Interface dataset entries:
=== Section Start ===

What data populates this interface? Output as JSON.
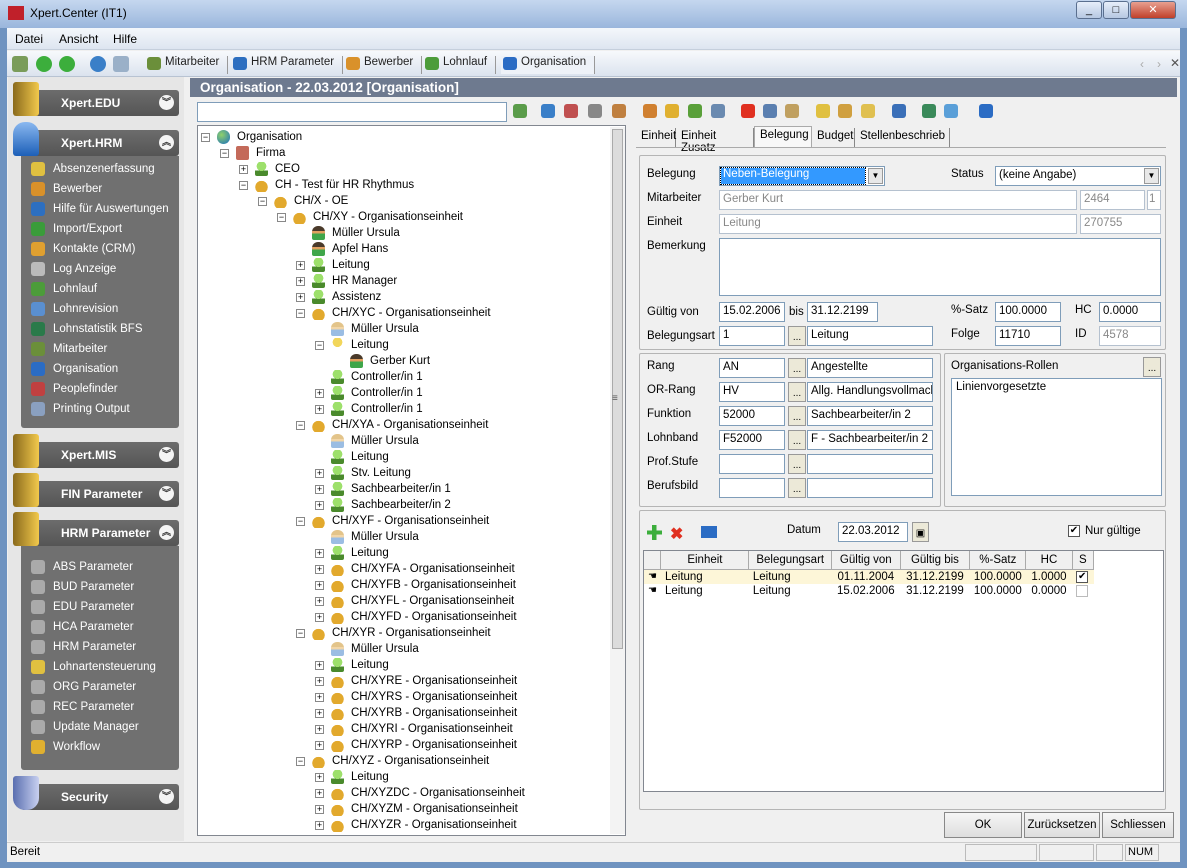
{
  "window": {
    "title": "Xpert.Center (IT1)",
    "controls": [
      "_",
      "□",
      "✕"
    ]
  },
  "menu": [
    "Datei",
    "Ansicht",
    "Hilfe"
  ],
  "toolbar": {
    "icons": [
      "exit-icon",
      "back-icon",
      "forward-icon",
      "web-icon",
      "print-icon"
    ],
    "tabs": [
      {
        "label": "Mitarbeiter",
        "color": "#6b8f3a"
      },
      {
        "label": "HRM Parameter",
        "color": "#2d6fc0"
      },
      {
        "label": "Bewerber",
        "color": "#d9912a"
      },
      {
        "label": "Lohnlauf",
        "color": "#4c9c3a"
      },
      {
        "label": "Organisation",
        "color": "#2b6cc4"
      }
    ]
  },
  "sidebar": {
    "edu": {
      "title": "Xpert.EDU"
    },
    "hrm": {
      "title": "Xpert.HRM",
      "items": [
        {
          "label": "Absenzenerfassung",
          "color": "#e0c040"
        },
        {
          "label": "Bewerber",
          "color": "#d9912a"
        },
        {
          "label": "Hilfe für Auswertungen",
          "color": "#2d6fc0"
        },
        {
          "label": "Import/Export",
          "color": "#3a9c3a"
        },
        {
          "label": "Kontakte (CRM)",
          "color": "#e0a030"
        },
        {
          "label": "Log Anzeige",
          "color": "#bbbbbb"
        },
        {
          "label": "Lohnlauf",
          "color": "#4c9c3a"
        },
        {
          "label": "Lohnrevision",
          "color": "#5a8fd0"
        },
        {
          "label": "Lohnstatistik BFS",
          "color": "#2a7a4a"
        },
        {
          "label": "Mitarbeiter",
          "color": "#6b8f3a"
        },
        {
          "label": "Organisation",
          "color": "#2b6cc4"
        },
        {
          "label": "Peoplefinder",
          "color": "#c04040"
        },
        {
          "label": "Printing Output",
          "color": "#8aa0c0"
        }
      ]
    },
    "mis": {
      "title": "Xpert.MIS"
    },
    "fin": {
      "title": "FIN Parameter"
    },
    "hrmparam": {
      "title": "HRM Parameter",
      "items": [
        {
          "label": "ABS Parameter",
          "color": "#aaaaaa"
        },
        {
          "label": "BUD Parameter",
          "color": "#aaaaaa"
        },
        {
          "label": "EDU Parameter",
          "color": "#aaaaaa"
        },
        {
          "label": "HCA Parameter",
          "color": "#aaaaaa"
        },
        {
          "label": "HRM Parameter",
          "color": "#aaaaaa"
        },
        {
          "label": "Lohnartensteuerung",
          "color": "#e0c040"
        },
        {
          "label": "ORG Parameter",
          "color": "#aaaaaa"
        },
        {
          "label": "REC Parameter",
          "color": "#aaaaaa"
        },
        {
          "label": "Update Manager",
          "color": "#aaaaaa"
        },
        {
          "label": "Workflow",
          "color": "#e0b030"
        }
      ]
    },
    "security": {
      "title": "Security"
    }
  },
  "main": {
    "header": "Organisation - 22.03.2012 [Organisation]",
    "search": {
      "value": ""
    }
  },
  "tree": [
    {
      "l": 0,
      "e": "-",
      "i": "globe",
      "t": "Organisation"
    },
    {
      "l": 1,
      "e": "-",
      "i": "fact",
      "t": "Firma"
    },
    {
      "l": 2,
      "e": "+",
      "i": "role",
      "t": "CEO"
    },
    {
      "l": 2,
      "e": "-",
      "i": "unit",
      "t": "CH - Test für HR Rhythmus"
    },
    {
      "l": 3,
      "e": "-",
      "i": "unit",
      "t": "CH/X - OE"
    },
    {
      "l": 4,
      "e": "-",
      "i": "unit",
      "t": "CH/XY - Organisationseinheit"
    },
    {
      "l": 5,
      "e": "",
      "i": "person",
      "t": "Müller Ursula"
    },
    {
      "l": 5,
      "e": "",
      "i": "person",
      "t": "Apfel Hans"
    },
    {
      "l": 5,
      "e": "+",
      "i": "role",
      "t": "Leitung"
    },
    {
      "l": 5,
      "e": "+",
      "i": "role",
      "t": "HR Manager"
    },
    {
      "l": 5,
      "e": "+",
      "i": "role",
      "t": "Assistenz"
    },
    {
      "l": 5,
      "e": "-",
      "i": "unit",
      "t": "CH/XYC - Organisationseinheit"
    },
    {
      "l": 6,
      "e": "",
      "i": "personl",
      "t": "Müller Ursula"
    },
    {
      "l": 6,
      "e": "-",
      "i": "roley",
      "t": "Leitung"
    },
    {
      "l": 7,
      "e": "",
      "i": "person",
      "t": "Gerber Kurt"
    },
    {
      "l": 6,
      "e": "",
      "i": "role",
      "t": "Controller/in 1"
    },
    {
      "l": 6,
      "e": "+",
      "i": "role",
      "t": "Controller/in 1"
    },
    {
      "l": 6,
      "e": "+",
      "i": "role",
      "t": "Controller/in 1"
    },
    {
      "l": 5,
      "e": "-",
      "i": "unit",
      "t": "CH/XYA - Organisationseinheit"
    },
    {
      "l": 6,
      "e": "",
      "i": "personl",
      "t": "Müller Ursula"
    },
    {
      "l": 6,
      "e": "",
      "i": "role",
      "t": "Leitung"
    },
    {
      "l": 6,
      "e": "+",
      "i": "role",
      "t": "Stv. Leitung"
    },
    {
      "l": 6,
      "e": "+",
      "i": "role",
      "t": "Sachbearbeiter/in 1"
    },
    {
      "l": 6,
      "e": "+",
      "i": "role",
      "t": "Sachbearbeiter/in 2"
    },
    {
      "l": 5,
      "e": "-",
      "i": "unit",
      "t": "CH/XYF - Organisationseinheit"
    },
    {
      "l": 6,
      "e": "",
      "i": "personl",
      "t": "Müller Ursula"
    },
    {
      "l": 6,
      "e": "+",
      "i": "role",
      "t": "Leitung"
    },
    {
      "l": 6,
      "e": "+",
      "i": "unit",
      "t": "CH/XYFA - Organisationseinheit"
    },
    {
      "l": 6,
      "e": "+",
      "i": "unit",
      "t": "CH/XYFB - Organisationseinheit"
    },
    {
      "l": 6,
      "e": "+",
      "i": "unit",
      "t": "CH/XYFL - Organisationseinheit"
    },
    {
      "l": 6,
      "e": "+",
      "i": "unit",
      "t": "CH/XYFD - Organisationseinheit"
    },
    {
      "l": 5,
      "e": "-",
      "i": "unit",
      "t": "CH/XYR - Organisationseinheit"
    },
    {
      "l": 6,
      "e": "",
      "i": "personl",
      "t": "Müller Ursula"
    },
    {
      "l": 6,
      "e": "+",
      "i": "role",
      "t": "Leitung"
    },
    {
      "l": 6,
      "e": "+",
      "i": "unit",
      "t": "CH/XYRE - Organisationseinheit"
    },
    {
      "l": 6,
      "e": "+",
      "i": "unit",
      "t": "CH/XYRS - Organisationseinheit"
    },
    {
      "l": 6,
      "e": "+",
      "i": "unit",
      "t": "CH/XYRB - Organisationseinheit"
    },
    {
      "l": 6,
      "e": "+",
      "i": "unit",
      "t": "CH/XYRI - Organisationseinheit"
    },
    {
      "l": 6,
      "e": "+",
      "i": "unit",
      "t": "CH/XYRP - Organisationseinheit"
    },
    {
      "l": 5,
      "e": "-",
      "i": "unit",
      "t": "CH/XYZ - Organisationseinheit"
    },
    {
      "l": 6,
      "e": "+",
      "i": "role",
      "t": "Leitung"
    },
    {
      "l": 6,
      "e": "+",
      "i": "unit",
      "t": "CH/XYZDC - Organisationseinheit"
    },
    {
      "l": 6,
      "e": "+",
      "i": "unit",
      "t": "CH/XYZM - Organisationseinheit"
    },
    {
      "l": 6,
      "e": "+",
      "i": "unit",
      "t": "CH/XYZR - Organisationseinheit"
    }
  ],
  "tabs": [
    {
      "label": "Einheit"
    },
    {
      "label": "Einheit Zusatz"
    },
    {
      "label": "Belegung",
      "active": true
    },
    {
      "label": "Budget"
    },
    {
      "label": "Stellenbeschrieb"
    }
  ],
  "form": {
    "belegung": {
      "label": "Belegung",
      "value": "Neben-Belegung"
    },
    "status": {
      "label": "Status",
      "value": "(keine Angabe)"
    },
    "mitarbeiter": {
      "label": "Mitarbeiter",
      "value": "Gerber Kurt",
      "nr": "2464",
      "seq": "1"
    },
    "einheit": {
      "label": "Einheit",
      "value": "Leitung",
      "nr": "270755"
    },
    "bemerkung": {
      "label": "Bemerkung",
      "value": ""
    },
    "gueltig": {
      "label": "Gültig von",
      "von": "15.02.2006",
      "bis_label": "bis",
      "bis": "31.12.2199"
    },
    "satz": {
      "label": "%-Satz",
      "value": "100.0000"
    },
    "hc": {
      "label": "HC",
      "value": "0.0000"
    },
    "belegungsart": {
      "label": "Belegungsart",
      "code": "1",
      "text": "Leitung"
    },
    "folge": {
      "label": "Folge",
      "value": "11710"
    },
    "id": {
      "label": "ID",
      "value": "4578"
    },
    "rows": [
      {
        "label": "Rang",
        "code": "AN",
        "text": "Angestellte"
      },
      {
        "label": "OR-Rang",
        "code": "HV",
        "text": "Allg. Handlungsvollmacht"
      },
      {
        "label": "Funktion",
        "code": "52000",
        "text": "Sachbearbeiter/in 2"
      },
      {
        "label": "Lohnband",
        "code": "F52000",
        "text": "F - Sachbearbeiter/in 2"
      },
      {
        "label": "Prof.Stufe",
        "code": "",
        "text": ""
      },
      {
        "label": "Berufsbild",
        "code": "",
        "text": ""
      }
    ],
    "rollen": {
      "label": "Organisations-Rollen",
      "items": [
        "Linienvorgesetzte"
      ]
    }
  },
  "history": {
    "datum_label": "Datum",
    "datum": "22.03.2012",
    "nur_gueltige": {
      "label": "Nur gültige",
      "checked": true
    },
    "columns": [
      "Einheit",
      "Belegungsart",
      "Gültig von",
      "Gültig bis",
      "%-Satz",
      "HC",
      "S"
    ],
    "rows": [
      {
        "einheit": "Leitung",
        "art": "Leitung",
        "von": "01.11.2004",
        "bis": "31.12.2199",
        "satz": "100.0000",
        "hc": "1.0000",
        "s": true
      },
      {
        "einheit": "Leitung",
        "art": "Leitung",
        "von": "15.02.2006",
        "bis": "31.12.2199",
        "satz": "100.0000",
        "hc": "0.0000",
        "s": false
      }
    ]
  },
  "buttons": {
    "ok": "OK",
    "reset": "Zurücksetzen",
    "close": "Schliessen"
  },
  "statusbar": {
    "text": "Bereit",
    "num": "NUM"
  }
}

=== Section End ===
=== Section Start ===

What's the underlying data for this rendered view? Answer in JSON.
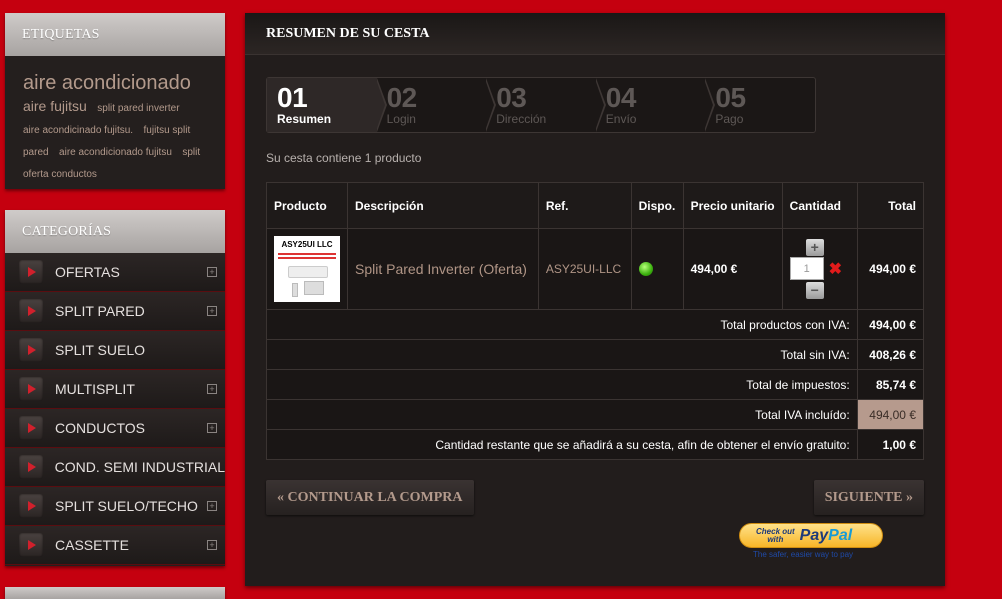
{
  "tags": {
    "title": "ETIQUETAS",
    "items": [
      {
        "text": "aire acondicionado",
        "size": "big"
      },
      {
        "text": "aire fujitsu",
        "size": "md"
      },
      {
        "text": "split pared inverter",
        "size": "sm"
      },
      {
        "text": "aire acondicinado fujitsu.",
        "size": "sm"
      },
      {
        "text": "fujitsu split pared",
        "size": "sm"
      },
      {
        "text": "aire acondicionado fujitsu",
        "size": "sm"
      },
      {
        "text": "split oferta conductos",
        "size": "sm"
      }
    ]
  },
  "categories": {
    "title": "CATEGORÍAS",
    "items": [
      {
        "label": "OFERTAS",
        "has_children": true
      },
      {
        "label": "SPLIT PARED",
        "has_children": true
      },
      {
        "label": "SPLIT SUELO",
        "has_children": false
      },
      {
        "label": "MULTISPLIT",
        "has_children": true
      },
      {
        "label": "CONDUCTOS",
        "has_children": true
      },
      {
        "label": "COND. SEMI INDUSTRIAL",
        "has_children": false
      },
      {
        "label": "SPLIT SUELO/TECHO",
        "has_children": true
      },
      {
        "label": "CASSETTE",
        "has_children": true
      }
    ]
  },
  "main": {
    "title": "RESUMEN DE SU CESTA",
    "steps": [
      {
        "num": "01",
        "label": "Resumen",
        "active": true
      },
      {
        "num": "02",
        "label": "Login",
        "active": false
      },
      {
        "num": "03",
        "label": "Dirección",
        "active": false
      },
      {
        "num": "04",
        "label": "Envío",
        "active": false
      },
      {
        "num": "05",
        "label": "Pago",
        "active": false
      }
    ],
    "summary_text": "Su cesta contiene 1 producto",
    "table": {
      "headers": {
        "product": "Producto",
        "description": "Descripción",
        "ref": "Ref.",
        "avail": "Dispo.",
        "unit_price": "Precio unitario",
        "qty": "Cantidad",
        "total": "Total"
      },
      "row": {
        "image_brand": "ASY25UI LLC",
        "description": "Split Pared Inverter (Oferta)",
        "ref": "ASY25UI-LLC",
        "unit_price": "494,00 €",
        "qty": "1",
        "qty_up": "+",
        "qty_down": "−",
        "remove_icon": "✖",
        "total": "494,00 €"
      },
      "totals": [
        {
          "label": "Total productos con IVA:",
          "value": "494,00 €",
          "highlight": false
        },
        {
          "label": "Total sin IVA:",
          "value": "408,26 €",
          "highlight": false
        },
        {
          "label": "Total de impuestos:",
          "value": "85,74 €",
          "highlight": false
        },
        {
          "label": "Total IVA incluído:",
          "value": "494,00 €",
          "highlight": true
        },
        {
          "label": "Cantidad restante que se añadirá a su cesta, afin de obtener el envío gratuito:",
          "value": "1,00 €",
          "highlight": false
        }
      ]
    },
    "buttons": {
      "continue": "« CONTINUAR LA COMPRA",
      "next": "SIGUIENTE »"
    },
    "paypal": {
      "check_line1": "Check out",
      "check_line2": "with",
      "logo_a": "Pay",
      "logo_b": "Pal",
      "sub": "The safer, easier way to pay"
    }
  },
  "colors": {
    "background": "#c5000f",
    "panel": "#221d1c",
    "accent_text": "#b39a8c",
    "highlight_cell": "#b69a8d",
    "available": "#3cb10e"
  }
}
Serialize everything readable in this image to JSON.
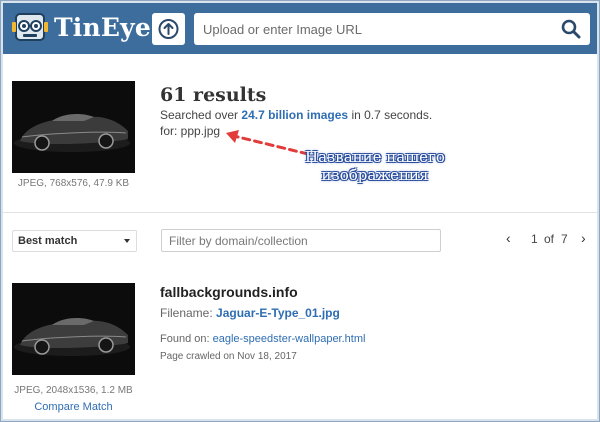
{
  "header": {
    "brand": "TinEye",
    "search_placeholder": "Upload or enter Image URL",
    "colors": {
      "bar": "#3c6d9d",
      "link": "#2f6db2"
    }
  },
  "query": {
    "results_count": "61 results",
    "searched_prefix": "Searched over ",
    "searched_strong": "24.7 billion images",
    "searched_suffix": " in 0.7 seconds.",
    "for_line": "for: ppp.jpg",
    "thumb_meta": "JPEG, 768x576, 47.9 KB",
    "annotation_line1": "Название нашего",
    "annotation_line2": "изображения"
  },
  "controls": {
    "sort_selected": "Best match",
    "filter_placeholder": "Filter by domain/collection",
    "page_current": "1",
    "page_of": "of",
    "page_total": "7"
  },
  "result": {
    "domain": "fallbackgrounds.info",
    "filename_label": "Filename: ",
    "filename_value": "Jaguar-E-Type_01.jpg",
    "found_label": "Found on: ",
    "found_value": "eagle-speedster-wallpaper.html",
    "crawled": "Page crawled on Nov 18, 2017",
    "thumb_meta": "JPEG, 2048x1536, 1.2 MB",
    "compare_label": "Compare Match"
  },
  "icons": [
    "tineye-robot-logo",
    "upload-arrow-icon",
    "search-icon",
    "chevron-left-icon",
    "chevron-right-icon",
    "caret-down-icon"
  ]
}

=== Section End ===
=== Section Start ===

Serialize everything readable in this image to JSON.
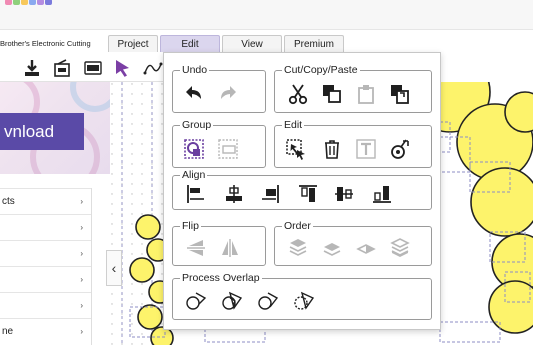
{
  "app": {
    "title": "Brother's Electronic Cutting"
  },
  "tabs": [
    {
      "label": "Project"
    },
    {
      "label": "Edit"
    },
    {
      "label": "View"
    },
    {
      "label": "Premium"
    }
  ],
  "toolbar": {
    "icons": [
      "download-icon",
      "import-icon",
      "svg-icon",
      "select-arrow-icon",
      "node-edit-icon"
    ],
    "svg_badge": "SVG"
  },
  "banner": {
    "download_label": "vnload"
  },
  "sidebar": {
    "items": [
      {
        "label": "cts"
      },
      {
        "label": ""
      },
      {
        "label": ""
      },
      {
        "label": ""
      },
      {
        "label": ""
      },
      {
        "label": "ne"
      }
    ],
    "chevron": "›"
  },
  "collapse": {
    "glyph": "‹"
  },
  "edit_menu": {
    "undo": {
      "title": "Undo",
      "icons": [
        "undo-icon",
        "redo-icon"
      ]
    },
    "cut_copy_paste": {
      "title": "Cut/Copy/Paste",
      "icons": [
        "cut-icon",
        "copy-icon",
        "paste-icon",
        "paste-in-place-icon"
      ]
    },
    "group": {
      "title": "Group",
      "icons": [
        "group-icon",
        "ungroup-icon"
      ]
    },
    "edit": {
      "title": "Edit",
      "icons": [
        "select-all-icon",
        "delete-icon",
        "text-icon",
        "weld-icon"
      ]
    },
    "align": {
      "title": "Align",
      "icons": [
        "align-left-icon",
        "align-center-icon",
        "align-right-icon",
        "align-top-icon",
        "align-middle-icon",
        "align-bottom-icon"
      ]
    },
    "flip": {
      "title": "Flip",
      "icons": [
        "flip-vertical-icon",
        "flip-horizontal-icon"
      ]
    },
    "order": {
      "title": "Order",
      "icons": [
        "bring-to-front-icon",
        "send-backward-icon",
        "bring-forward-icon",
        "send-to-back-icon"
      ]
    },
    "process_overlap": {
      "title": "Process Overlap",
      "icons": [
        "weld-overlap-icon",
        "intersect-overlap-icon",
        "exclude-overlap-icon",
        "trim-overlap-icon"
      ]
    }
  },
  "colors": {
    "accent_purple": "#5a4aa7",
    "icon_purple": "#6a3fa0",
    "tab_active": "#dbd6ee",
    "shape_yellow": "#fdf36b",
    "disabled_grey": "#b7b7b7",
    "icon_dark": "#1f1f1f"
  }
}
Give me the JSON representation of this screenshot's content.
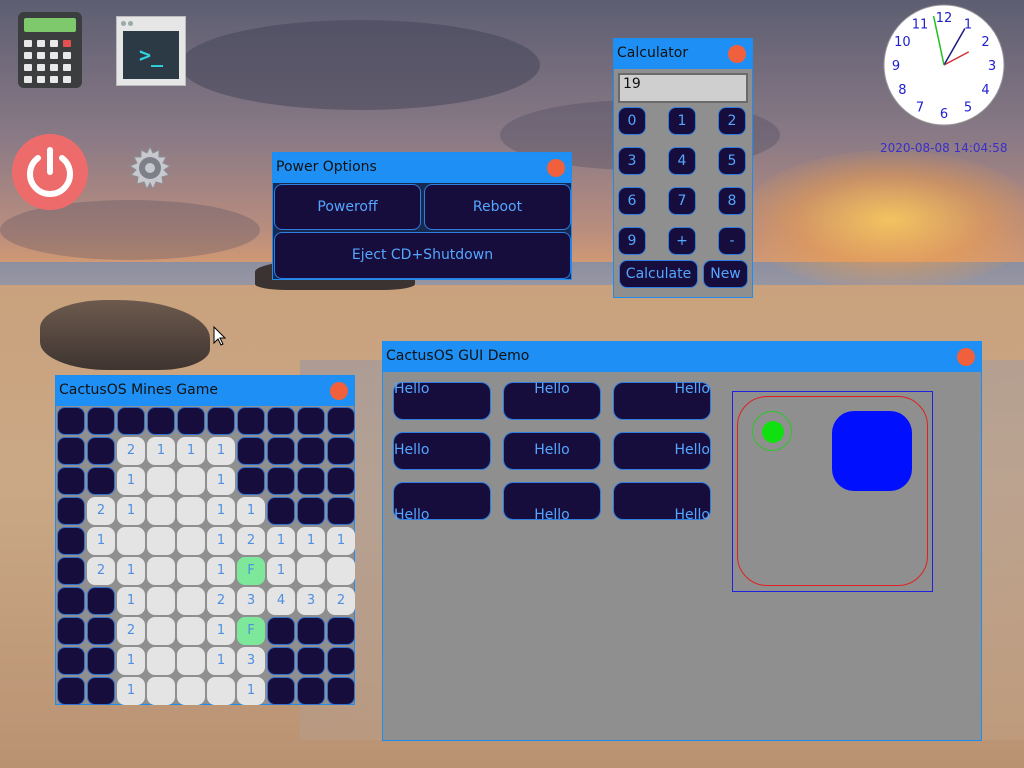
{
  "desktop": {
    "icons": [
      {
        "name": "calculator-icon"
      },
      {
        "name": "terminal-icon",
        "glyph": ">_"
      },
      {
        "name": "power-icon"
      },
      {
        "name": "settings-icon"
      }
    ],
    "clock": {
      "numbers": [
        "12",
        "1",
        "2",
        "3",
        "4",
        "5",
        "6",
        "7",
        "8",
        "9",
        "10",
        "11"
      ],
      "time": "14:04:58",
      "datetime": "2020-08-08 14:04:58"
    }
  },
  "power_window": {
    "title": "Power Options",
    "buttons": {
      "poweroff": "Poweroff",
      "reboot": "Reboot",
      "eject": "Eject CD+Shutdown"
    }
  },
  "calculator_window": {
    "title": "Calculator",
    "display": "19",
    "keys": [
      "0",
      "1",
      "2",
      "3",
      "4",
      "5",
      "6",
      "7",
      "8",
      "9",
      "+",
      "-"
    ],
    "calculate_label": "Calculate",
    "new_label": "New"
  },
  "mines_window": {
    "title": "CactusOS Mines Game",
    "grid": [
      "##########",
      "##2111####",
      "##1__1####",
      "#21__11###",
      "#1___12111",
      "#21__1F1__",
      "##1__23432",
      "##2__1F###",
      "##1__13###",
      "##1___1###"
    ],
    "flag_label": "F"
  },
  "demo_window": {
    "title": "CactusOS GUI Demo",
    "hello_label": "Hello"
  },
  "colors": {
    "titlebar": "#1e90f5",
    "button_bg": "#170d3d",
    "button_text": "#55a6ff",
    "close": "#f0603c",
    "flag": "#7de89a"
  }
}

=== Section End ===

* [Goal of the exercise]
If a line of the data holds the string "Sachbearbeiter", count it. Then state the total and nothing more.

* [Answer space]
4